Element data from apps and pages:
============

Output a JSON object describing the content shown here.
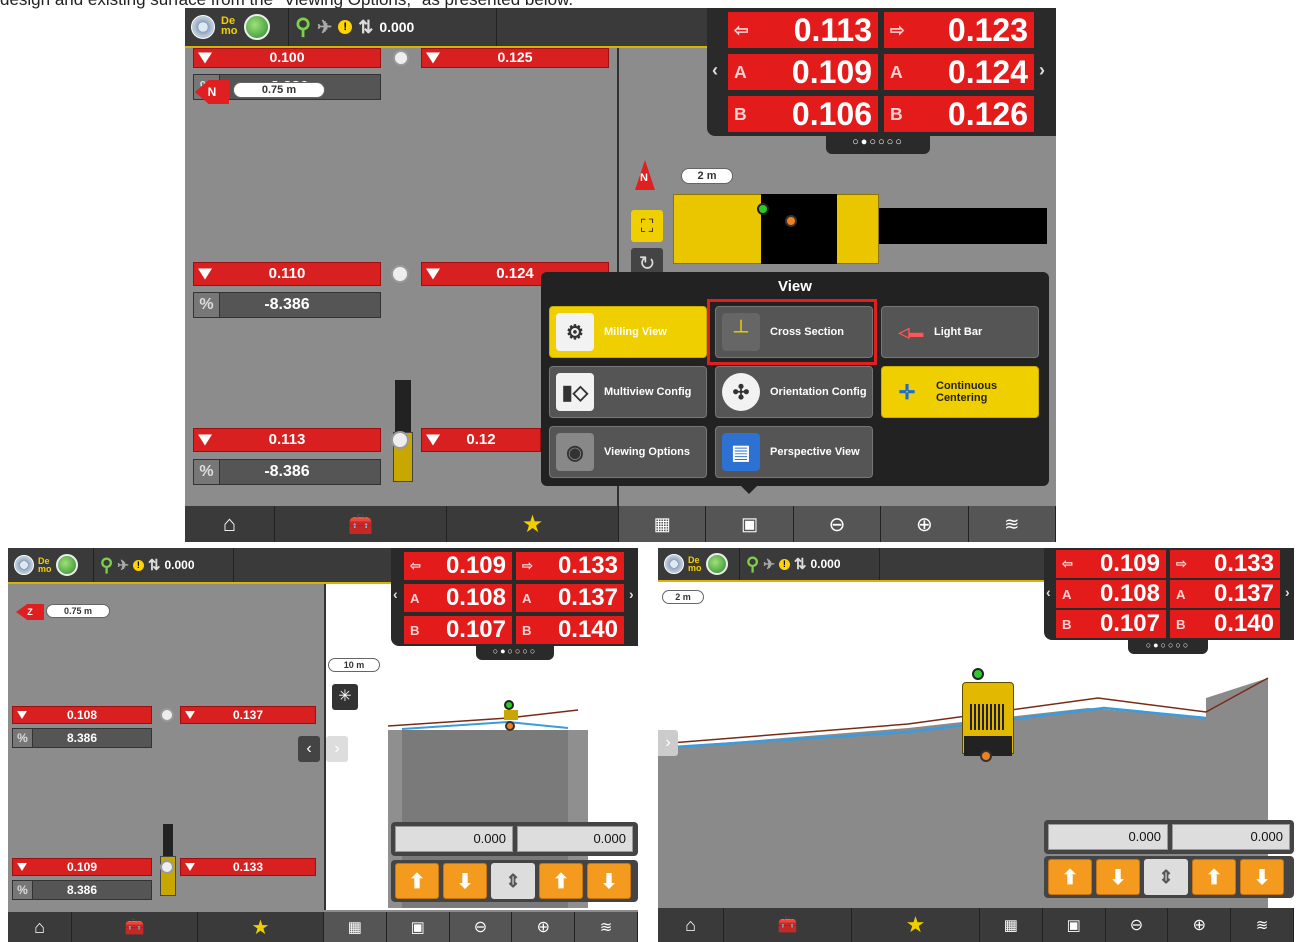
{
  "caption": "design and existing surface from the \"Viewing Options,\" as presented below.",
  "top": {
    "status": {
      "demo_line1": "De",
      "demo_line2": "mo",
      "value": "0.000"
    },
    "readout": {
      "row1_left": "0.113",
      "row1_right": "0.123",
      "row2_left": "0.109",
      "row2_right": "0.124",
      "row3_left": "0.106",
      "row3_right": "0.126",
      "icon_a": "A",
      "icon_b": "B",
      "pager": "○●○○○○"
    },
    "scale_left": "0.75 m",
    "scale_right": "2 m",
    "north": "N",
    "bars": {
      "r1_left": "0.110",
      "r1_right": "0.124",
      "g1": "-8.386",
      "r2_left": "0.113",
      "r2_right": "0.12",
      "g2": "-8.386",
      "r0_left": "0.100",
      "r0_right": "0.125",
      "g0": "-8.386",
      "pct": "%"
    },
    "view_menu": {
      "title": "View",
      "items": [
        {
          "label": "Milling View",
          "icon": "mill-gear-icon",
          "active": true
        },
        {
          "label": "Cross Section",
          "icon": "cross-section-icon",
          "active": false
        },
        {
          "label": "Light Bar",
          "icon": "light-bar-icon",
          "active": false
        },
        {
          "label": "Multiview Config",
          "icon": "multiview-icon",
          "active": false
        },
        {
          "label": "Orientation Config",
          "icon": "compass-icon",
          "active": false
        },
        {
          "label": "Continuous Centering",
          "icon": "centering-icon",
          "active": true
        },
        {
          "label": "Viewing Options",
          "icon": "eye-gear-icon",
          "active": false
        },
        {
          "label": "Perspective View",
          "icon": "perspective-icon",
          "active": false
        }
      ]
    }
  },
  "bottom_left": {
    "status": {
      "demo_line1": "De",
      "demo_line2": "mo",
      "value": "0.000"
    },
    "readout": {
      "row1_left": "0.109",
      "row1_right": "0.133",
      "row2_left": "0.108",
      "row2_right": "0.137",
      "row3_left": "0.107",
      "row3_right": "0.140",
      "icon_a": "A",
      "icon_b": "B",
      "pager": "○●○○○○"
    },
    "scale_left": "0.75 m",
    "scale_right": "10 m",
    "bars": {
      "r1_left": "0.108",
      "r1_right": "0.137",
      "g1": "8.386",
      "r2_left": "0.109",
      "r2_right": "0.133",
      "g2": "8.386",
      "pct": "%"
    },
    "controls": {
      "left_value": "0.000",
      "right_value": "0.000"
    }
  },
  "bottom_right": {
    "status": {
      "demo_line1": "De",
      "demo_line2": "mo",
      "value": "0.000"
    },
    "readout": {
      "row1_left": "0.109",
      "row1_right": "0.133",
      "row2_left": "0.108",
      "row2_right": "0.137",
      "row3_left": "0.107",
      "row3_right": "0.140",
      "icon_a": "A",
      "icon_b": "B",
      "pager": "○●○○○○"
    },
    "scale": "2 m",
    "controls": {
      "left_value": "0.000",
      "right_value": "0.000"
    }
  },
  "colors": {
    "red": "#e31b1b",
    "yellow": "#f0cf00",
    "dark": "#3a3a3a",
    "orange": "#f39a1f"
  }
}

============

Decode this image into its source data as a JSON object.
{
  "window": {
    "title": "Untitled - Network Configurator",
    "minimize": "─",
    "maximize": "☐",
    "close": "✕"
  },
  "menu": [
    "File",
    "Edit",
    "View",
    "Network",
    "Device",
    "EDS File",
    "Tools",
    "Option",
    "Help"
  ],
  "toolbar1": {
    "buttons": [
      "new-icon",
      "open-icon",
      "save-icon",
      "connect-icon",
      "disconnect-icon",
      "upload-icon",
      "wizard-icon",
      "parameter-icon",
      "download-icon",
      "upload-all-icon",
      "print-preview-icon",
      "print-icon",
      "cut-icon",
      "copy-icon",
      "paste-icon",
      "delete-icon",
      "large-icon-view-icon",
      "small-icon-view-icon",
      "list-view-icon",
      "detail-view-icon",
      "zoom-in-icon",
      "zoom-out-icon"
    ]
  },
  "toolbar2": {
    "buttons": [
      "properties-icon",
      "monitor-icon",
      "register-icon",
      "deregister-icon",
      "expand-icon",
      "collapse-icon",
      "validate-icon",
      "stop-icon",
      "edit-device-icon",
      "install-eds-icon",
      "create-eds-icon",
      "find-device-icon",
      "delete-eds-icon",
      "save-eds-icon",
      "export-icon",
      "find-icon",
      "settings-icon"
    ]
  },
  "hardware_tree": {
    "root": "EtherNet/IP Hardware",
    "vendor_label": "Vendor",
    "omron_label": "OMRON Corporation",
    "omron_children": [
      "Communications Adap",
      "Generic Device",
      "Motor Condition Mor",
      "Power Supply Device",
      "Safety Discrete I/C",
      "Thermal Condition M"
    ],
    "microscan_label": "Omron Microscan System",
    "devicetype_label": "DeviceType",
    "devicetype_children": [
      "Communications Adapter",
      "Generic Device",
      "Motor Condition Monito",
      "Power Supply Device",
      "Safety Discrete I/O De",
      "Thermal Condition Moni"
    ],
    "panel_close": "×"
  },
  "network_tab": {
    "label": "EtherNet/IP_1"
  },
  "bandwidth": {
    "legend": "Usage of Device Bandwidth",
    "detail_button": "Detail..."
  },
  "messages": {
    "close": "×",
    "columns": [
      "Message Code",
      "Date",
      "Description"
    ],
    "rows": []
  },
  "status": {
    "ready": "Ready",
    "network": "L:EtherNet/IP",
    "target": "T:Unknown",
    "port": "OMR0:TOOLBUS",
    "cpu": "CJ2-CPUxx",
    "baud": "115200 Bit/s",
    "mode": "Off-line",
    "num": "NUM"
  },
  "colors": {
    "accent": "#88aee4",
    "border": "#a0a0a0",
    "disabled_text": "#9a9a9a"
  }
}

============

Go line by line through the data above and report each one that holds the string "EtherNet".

- Solution to the problem:
    "root": "EtherNet/IP Hardware",
    "label": "EtherNet/IP_1"
    "network": "L:EtherNet/IP",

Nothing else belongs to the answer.